**Instructions to follow**
Pick every line with "Исправен" from the material below.

**Given data**
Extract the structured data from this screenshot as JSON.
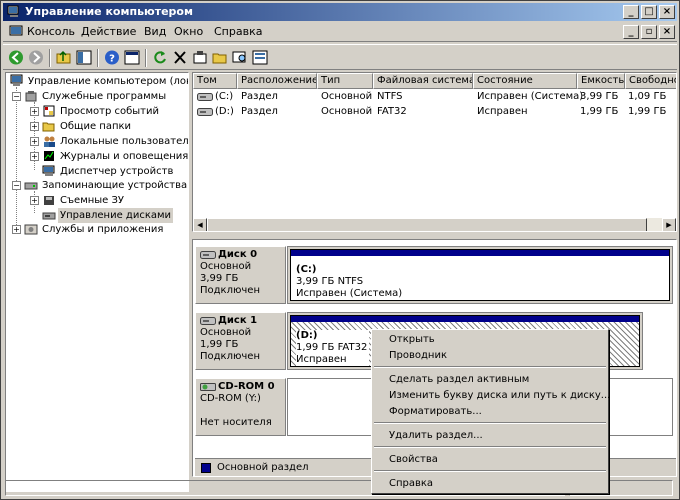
{
  "window": {
    "title": "Управление компьютером"
  },
  "menu": [
    "Консоль",
    "Действие",
    "Вид",
    "Окно",
    "Справка"
  ],
  "tree": {
    "root": "Управление компьютером (локаль",
    "items": [
      "Служебные программы",
      "Просмотр событий",
      "Общие папки",
      "Локальные пользователи",
      "Журналы и оповещения пр",
      "Диспетчер устройств",
      "Запоминающие устройства",
      "Съемные ЗУ",
      "Управление дисками",
      "Службы и приложения"
    ]
  },
  "volumes": {
    "columns": [
      "Том",
      "Расположение",
      "Тип",
      "Файловая система",
      "Состояние",
      "Емкость",
      "Свободно"
    ],
    "rows": [
      [
        "(C:)",
        "Раздел",
        "Основной",
        "NTFS",
        "Исправен (Система)",
        "3,99 ГБ",
        "1,09 ГБ"
      ],
      [
        "(D:)",
        "Раздел",
        "Основной",
        "FAT32",
        "Исправен",
        "1,99 ГБ",
        "1,99 ГБ"
      ]
    ]
  },
  "disks": [
    {
      "name": "Диск 0",
      "type": "Основной",
      "size": "3,99 ГБ",
      "status": "Подключен",
      "part": {
        "label": "(C:)",
        "info": "3,99 ГБ NTFS",
        "state": "Исправен (Система)"
      }
    },
    {
      "name": "Диск 1",
      "type": "Основной",
      "size": "1,99 ГБ",
      "status": "Подключен",
      "part": {
        "label": "(D:)",
        "info": "1,99 ГБ FAT32",
        "state": "Исправен"
      }
    },
    {
      "name": "CD-ROM 0",
      "type": "CD-ROM (Y:)",
      "status": "Нет носителя"
    }
  ],
  "legend": "Основной раздел",
  "context_menu": [
    "Открыть",
    "Проводник",
    "Сделать раздел активным",
    "Изменить букву диска или путь к диску...",
    "Форматировать...",
    "Удалить раздел...",
    "Свойства",
    "Справка"
  ],
  "colors": {
    "primary_partition": "#00008b",
    "title_start": "#0a246a",
    "title_end": "#a6caf0"
  }
}
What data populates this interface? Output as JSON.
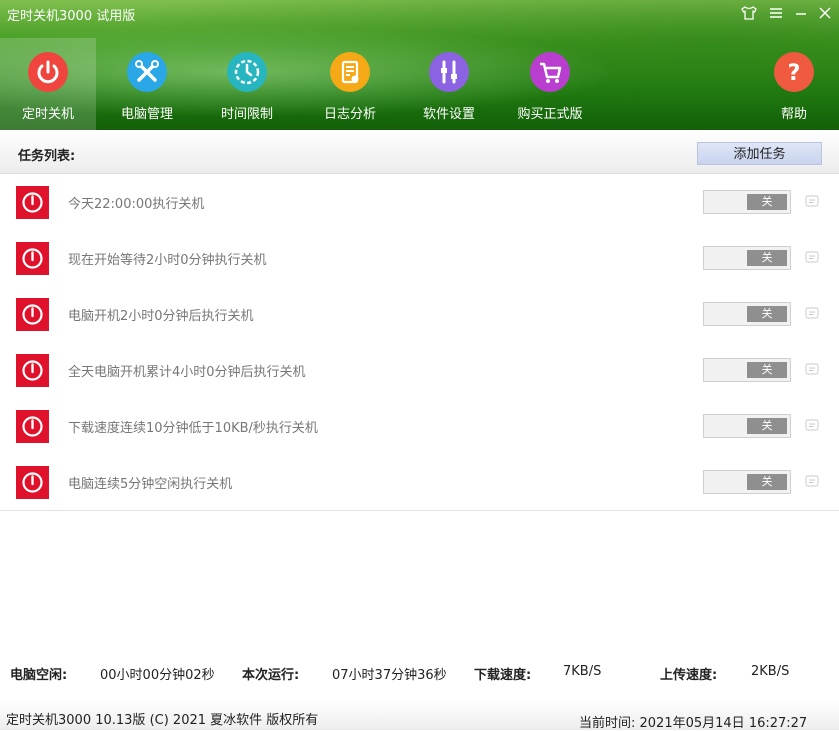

**Problem solution**
        "Исправен (Система)",
        "Исправен",
        "state": "Исправен (Система)"
        "state": "Исправен"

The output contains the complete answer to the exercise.